...the most noble and profitable invention of all other, was that of SPEECH ... whereby men register their Thoughts; recall them when they are past; and also declare them one to another for mutual utility and conversation; without which, there had been amongst men, neither Commonwealth, nor Society, nor Contract, nor Peace, no more amongst Lyons, Bears, and Wolves.
Thomas Hobbes, Leviathan1
The association of sound and political philosophy is venerable, but usually only silently invoked in metaphor or analogy, as in Cicero's likening 'concord' among the citizens of the republic to 'harmony in song', or John of Salisbury's image of rulership as 'producing the sweetest consonance of dissonances' by 'stretching or relaxing' the variety of 'strings' in the commonwealth.2 These musical metaphors have at least two important implications for our understanding of how political ideas are communicated in the Western tradition of political thought. First, their antiquity implies that political ideas have frequently been communicated, even in written texts, by means of specific reference to the noise of ideas resonating in music, in speech, or in dialogue. Second, they also imply that the communication of political ideas takes place by means of purposive and meaningful 'sound' (of the orchestrated harmony of music in this analogy) rather than invasive and irritating 'noise' (to stretch the same analogy, in discordant strumming or tuneless chanting). These two implications deserve further investigation if only because political theorists have often been deaf to the ways in which the invocation of noise has been used in written texts to underscore the meaning of political ideas.

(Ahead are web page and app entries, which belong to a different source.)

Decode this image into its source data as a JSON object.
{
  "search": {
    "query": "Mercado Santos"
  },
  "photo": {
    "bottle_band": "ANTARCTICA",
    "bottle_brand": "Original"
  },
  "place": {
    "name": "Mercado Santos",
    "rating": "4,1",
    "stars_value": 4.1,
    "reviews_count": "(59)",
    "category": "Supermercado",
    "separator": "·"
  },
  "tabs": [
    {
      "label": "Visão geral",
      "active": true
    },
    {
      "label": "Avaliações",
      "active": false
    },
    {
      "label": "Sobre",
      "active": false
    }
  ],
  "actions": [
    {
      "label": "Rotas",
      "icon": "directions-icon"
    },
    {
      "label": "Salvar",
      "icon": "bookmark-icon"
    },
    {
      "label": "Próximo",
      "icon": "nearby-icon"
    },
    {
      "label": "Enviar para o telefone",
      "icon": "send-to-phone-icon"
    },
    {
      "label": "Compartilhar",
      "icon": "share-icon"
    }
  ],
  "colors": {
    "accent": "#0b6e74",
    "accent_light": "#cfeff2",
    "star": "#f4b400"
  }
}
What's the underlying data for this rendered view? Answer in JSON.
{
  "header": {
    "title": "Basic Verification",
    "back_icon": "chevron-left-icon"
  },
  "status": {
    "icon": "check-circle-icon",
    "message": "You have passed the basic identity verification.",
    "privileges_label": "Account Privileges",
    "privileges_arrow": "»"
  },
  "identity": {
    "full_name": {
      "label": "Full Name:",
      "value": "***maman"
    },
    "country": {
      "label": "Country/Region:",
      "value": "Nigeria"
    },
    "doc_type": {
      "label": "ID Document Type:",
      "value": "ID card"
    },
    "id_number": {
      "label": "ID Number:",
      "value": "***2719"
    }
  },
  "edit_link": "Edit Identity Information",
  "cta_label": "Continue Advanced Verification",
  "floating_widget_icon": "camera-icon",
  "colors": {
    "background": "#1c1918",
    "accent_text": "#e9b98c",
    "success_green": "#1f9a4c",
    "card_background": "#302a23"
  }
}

A 'widely accepted definition' of noise is that provided in Clay's Handbook of Environmental Health, which asserts that noise is any 'sound which is undesired by the recipient', typically including machinery, traffic or industrial noises.3 Noise is here associated with sonic phenomena that penetrate, that invade and pervade the spaces occupied by subjects who do not wish to hear them, and in being thus subjected, those subjects are rendered 'passive' by noise.4 This negative definition of noise as unwanted sound is challenged by those for whom noise is also a relational phenomenon linking different subjects together in shared spaces and in interactive and often purposive noise generation in speech, in music, or other sonic signs and gestures.5 While noise unites and links, it is also subject to situational variables where architectural or geographic spaces may amplify, modulate or sharpen the pitch, tone or resonance of noise to levels that may be wanted (or just tolerated) by some, unwanted by others. Indeed, the context in which hearing takes place may itself determine when the pleasurable sound of overheard music in an apartment, for example, becomes the punishing sound of interminable music employed as 'standard operating procedure' by military prison interrogators.6 The perception of noise is determined not only by such variables, but also by the mediation and inscription of meaning through language. In other words, the pounding of waves upon a shoreline is not usually heard simply as noise, but as the workings of tides, or as the pounding of surf. This linguistic inscription of meaning operates by means of the formal grammar and syntax of language, and by the variable forms of speech appropriate to particular contexts, whether in the home, classroom, public square, coffee house or on the floor of parliament. In this way, language mediates the individual's sonic experience, imposing, as Nancy would have it, the rationality of 'hearing' on the pure sensation and corporeality of 'listening'.7
Political ideas are typically heard in this sense. The linguistic inscription of meaning mediates between the ideas being communicated and the subjects who hear them. Ideas of liberty, justice or equality, for example, are heard not as noise, but as ideas in the purposive sound of political debate, pedagogic dialogue or the stump speeches of campaigners. …